“I approached that group … introduced myself and I told them, ‘I am here to help,’ so they thought I was one of them. Next thing you know one of the young ladies from the group tells me: ‘Eduardo this couple, they don’t speak English, we don’t speak Spanish, can you talk to them?’ I said ‘yes.’”
 
He was quickly recognized from his work on soap operas in Mexico—the telenovelas—and they started a conversation that quickly became a friendship. “We ended up talking for 45 minutes about everything:  life, food, Mexico, dreams—and I gave her a little teddy bear and a little stroller and I showed her a little video called ‘Dura Realidad’ in Spanish and it shows what abortion really is. She cried and she left and she cancelled the appointment.”
 
After they finished filling their cast, Eduardo and team moved on to New York for the shooting for the film. Then, “I came back to Los Angeles, and a few months later I received a call from the man who was with [the pregnant girl] that day and he tells me, ‘Eduardo, I have great news for you. My boy, my baby was born yesterday. I want to ask you permission because I want to call him Eduardo.’
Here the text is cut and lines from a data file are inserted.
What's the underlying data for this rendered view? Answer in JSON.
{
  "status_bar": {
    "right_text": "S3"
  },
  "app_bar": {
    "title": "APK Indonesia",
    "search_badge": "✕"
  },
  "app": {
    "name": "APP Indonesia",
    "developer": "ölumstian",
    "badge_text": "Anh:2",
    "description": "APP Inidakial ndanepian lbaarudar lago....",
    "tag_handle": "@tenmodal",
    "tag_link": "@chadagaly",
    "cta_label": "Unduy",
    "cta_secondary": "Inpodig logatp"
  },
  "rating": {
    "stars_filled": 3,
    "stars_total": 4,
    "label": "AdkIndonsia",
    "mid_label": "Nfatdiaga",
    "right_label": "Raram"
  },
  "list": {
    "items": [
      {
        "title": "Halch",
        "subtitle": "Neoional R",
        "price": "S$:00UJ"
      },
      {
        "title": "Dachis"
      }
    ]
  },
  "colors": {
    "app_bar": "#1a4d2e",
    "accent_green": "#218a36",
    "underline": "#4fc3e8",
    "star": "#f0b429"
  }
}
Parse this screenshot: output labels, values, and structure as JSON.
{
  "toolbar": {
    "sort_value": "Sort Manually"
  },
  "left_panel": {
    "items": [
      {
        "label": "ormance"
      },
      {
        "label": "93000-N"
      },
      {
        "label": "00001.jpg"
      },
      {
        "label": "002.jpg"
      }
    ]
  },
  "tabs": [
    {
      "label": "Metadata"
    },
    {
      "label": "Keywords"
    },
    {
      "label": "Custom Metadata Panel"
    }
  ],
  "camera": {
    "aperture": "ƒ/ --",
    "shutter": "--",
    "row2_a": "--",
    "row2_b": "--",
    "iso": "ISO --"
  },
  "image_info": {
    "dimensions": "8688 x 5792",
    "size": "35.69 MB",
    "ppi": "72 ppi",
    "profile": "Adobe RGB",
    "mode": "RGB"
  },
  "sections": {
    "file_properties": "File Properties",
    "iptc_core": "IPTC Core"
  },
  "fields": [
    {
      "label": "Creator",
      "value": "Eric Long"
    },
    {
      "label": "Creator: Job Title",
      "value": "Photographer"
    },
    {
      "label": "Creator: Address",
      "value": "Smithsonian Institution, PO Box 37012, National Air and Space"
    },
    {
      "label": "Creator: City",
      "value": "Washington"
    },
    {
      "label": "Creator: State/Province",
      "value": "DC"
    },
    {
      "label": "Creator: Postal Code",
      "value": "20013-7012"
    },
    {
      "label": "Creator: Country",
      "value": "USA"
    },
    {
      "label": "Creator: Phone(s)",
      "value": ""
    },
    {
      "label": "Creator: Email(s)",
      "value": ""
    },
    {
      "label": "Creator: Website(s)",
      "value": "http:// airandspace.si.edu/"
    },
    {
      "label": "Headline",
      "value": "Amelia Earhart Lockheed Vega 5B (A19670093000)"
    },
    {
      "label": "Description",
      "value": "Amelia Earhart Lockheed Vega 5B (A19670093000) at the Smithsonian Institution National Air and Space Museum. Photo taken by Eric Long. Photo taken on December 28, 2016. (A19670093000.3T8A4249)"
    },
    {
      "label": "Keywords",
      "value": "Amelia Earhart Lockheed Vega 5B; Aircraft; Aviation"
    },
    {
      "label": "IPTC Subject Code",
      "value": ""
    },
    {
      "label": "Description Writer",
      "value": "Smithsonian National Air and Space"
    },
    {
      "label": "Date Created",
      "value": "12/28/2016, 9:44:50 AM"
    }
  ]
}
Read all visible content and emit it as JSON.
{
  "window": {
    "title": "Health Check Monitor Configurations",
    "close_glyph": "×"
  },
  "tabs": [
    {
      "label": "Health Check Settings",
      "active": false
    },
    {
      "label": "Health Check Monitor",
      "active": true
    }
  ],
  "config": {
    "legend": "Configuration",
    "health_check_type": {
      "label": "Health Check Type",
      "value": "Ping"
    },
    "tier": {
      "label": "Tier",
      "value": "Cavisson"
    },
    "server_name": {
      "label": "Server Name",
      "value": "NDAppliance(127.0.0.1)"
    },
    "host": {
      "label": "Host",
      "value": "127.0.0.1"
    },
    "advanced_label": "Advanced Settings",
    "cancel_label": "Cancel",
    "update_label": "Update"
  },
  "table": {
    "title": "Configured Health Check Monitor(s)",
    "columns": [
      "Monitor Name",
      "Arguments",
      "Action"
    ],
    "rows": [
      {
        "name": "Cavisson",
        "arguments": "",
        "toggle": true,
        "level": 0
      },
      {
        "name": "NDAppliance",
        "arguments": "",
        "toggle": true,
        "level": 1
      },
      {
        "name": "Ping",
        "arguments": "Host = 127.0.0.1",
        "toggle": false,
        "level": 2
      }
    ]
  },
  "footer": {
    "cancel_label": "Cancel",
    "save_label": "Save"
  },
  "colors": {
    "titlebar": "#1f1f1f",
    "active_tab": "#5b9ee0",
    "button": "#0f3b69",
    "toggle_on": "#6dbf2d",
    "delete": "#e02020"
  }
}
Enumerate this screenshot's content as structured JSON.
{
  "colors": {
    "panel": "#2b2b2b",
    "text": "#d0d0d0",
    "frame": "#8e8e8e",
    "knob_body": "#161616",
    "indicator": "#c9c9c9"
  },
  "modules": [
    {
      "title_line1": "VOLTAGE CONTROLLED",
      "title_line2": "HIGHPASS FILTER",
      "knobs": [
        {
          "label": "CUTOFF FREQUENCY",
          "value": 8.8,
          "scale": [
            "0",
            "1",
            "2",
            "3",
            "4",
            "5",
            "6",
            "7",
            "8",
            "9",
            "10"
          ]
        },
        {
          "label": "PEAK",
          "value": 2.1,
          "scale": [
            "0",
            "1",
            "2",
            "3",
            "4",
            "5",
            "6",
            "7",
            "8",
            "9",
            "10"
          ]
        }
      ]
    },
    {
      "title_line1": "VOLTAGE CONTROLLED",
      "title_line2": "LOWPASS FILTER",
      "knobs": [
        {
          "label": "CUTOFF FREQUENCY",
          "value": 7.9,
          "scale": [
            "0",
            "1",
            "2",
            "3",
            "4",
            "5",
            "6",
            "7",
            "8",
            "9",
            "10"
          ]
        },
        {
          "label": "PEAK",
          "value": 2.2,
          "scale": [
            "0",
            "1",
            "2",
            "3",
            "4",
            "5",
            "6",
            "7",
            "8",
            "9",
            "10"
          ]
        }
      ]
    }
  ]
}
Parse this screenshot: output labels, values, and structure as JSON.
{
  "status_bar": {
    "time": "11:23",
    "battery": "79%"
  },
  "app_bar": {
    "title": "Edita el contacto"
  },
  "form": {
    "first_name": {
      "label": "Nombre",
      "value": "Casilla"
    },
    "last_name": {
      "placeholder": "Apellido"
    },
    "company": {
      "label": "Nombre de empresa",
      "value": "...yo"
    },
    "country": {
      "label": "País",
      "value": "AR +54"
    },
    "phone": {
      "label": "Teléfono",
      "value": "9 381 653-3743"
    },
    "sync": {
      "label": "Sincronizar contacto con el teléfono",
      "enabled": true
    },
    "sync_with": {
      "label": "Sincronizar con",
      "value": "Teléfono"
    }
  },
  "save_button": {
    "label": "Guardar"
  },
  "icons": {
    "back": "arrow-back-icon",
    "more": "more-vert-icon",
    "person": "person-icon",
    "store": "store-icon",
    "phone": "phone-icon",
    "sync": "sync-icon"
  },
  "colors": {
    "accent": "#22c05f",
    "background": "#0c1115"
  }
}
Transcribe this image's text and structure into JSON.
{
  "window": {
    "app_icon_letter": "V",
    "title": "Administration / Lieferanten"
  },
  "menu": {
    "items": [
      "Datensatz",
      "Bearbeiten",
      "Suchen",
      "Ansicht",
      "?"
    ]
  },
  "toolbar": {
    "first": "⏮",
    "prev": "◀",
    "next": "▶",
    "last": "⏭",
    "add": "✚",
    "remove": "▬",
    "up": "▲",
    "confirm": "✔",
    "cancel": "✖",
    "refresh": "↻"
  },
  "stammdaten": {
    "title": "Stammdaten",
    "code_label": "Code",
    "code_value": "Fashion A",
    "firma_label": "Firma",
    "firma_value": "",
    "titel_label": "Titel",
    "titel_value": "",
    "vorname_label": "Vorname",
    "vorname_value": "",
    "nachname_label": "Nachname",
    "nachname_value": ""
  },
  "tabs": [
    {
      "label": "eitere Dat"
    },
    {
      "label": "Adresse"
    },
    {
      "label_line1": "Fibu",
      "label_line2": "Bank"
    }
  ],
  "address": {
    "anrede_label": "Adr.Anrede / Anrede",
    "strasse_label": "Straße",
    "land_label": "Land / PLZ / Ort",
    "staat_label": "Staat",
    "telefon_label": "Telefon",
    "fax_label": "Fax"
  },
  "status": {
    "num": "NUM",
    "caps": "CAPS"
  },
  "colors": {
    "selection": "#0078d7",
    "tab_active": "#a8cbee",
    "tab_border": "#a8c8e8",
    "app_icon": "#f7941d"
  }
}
“It changed my life. … I didn’t plan to do that. I was only doing my investigation as an actor. I never thought that, by the grace of God, I was going to be used as an instrument to save this baby to be Eduardito. … It was just amazing, to the point that I thought: Even if Bella never comes out and nobody sees it I rejoice in the Lord for Eduardito’s life.”

This weekend, little Bella does come out. It is opening in 29 cities and the potential of many more in weeks to come. Eduardo and his friends at Metanoia Films have dreams that their film can change the world. In a profound way, it already has.


To see where Bella opens, visit www.bellatheatres.com.  Russell Shubin is Deputy Director of National News and Public Affairs for Salem Communications. Contact him at russells@salem.cc.